The European Commission is on the verge of kicking off a tax raid on Silicon Valley, unveiling a directive within weeks which would set the tax rate on tech companies between 2% and 6% of revenues.
French Economy Minister Bruno Le Maire told Journal du Dimanche the rumoured tax reforms are just around the corner, with the directive focusing on revenues derived from specific countries as opposed to profits. Taxing the likes of Facebook or Amazon has always been a complicated job but a draft document released a few weeks back looked to set the tone.
“A European directive will be unveiled in the coming weeks,” said Le Maire. “And it will mark a considerable step forward. The range is 2% and 6%, we (France) will be closer to two than six.”
In the initial 12-page draft document (initially uncovered by Politico) the Commission (hereafter known as the Gaggle of Red-tapers) sought to create interim and long-term rules which will stem the flow of money leaving the bloc. Of course this is all about tax and trying to figure out how the technology giants can contribute a bit more to the economies from which they are so handsomely profiting from.
“The starting point is the internationally accepted premise that taxation should take place where value is created,” the document reads. “Currently there is a mismatch between where taxation of the profit takes place and where value is created for certain digital activities.”
In short, the European citizens are providing the value for the internet giant’s spreadsheets, but these companies are taking advantage of tax havens around the world. There is of course nothing illegal about what the technology firms are actually doing, but you have to question whether it is ethically sound to bleed these economies of its cash while contributing very little back to the public service.

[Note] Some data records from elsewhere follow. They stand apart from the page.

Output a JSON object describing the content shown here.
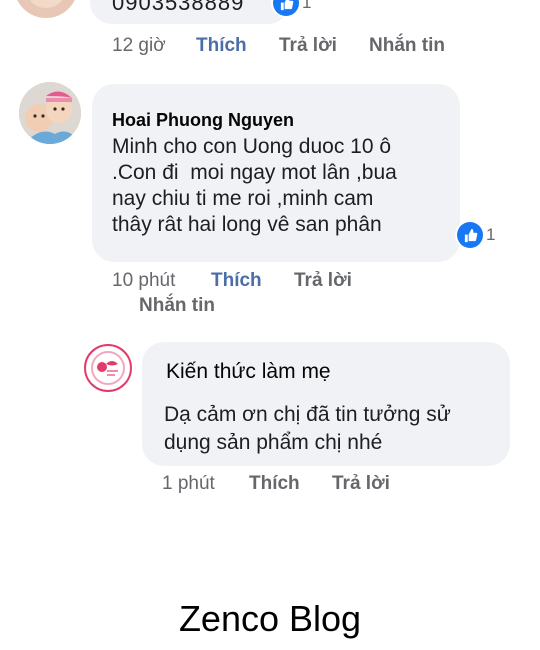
{
  "comment_top": {
    "text_partial": "0903538889",
    "reaction_count": "1",
    "time": "12 giờ",
    "like": "Thích",
    "reply": "Trả lời",
    "message": "Nhắn tin"
  },
  "comment_main": {
    "author": "Hoai Phuong Nguyen",
    "lines": [
      "Minh cho con Uong duoc 10 ô",
      ".Con đi  moi ngay mot lân ,bua",
      "nay chiu ti me roi ,minh cam",
      "thây rât hai long vê san phân"
    ],
    "reaction_count": "1",
    "time": "10 phút",
    "like": "Thích",
    "reply": "Trả lời",
    "message": "Nhắn tin"
  },
  "reply": {
    "author": "Kiến thức làm mẹ",
    "lines": [
      "Dạ cảm ơn chị đã tin tưởng sử",
      "dụng sản phẩm chị nhé"
    ],
    "time": "1 phút",
    "like": "Thích",
    "reply": "Trả lời"
  },
  "watermark": "Zenco Blog",
  "colors": {
    "bubble": "#f0f2f5",
    "link_blue": "#4c6ea8",
    "like_blue": "#1877f2",
    "meta_gray": "#65676b",
    "brand_pink": "#e23b6a"
  },
  "icons": [
    "thumbs-up-icon",
    "avatar-photo",
    "brand-logo-avatar"
  ]
}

With Le Maire’s comments, there is seemingly confidence Europe will be able to reverse the on-going trends and hold the technology firms accountable.
This is of course not the first time the Gaggle has taken aim at Silicon Valley, and it is unlikely to go unnoticed by a political administration which is far more combative in its narrative than many before it. Europe has already punished many of the Silicon favourites with penalties for competition violations, it has waged war with Apple over its tax haven in Ireland and its pro-privacy stance is proving to be a thorn for both the internet giants and US intelligence agencies. Such a move could drive a wedge further between Europe and the US.
This is not a new story, but such a draft document is perhaps the most significant step forward thus far. The attack has a distinctly French-feel to it, and this is not the first time France has led the charge against the Silicon profit trail. French President Emmanuel Macron made strides forward last year, but felt resistance from some countries, Ireland being one of them, who profit considerably from alternative tax rules.
The Irish government might not be rolling in riches, but a favourable corporate tax environment has seemingly done wonders to reinvigorate the tech scene. Apple reportedly employs 5,000 people in the country, Dropbox has its European HQ in Dublin, Intel has a significant presence, Google uses the country to re-route taxes, as did Facebook until recently, while about a quarter of Synopsys’ employees worldwide are employed in Ireland. Why would Ireland want any change in the status quo? It certainly won’t be alone as Luxembourg is another who benefits from an alternative tax set-up, though Le Maire believes resistance is weakening in these countries.
While this has been a long-standing narrative for the Gaggle of Red-tapers this is not going to be an easy change to push through. Changes on this scale would have to voted-in unanimously and you can expect some pretty aggressive lobbying from the technology firms. These are some pretty big companies who have extensive legal teams.